            The artist was surprised, however, to learn that the dress would not stay on.  He’d get a call at his studio in Staunton and drive over the mountain to find the yards of fabric that made up the sculpture’s dress stretched across the honeysuckle thickets, torn and dirty, as if blown off by the wind.  He’d unstitch it into washable sections, have it laundered and resewn, then spend a whole day with ladders, tools and a couple university students precariously fitting the dress back onto the frame.  Two days later, he’d get the call again.  This happened three times.  After that, he bought a thermos of coffee and parked his pickup behind some scrap lumber by the tracks and waited.  Woke up with a start to find the dress gone again, but this time it was nowhere to be found.  He looked everywhere it could have blown, then noticed something, a crack in the coal chute door.  The door was carved into the face of the tower ten feet off the ground, but he was able to straddle a rail siding in his pickup and hoist himself up from the cabtop.  To his surprise, the door was not sealed at all, just blocked by a flap of plywood that he easily pushed aside.  You couldn’t see much in there, but his flashlight revealed that someone had found a use for the coal tower after all.  A rusty ladder bolted onto the interior wall stretched down to a circular room littered with squatter’s treasure:  blankets, pans, an old mattress and piles of other debris.  Crumpled in one corner, like a deflated hot air balloon, lay the torn and coal-streaked dress.

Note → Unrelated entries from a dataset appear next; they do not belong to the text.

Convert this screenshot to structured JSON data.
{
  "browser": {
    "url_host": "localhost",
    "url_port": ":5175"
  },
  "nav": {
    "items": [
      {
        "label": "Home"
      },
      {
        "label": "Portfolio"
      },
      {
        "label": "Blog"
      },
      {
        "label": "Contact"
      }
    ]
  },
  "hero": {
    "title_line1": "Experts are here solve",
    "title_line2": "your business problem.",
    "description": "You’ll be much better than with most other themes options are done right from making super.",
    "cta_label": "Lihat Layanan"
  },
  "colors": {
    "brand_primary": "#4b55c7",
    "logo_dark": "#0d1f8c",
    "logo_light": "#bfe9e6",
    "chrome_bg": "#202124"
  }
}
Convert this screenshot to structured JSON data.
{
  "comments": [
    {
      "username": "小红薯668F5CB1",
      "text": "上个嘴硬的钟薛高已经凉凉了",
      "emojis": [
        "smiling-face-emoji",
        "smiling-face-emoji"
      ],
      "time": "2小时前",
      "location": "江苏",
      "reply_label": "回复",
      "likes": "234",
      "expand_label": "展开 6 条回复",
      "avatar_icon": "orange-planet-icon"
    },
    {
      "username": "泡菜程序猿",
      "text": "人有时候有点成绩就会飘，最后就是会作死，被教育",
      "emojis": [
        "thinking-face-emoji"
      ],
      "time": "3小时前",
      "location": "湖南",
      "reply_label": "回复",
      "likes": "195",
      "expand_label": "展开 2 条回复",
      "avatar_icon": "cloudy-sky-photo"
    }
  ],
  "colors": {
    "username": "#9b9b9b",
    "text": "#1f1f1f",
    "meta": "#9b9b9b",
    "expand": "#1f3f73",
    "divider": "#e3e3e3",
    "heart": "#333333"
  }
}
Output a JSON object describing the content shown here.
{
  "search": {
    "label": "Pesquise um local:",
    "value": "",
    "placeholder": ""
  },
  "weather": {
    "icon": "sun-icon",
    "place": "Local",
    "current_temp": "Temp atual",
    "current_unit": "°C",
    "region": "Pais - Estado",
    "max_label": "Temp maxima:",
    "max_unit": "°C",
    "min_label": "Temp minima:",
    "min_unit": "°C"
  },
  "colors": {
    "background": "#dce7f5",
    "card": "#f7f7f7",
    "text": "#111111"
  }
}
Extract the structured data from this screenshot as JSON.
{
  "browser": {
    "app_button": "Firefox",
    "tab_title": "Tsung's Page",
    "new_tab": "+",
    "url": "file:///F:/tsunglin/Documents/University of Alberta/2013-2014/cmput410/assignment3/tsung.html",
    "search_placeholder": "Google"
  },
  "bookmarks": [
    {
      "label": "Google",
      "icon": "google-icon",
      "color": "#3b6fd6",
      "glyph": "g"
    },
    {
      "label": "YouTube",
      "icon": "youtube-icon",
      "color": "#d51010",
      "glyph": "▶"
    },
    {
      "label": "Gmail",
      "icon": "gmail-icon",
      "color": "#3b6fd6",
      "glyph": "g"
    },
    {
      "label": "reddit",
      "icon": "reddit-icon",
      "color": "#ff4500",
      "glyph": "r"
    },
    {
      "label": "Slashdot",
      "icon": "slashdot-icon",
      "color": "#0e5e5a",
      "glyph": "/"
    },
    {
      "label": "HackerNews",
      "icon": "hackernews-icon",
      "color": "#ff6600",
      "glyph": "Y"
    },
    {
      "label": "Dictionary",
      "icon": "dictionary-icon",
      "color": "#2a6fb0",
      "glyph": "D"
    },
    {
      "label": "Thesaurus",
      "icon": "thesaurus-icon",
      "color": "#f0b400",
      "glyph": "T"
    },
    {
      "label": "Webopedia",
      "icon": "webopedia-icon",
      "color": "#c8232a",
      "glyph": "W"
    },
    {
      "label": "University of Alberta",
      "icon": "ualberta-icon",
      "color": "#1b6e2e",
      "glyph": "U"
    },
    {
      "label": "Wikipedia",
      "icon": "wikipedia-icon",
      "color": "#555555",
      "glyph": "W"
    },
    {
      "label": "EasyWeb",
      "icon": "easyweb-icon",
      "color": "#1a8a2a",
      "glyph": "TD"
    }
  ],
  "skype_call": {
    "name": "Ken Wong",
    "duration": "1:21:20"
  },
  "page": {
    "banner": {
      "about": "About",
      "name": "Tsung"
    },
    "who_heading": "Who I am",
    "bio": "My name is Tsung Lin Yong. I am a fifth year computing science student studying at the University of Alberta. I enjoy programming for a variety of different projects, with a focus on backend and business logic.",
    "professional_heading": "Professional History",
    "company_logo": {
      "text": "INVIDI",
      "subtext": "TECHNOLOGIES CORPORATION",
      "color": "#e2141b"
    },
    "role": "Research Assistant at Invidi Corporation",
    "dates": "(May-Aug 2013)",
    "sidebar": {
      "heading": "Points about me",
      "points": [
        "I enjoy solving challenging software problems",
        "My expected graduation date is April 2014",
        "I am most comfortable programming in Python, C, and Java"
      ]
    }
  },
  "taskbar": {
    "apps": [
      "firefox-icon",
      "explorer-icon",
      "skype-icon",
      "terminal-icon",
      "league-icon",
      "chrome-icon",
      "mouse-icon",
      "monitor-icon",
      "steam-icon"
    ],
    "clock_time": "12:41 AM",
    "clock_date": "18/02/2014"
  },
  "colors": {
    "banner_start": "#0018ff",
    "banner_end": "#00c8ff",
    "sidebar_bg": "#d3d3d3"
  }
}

            The artist climbed down inside the tower and retrieved the dress.  He then notified the police and personally sealed the coal chute door with an old oaken tabletop that he bolted into the concrete.  But he gave up on the dress, leaving the skeletal frame atop the tower, having convinced himself that the sculpture was more interesting that way.  But really, it would have been such a hassle to dismantle it, and nobody cared anyway.  When he left, as far as anybody knew, the kudzu took over.  The sturdy monstrosity squatted ugly and forgotten along the tracks.

            Except not really.  It had taken all of five minutes to pop the door bolts with a crowbar.  The squatter’s camp was back in business in a week.  A seasonal refuge, largely abandoned in the summer and winter, but cozy during the rains of spring and fall, it serves a transient population that the proud, go-getter town does not even imagine.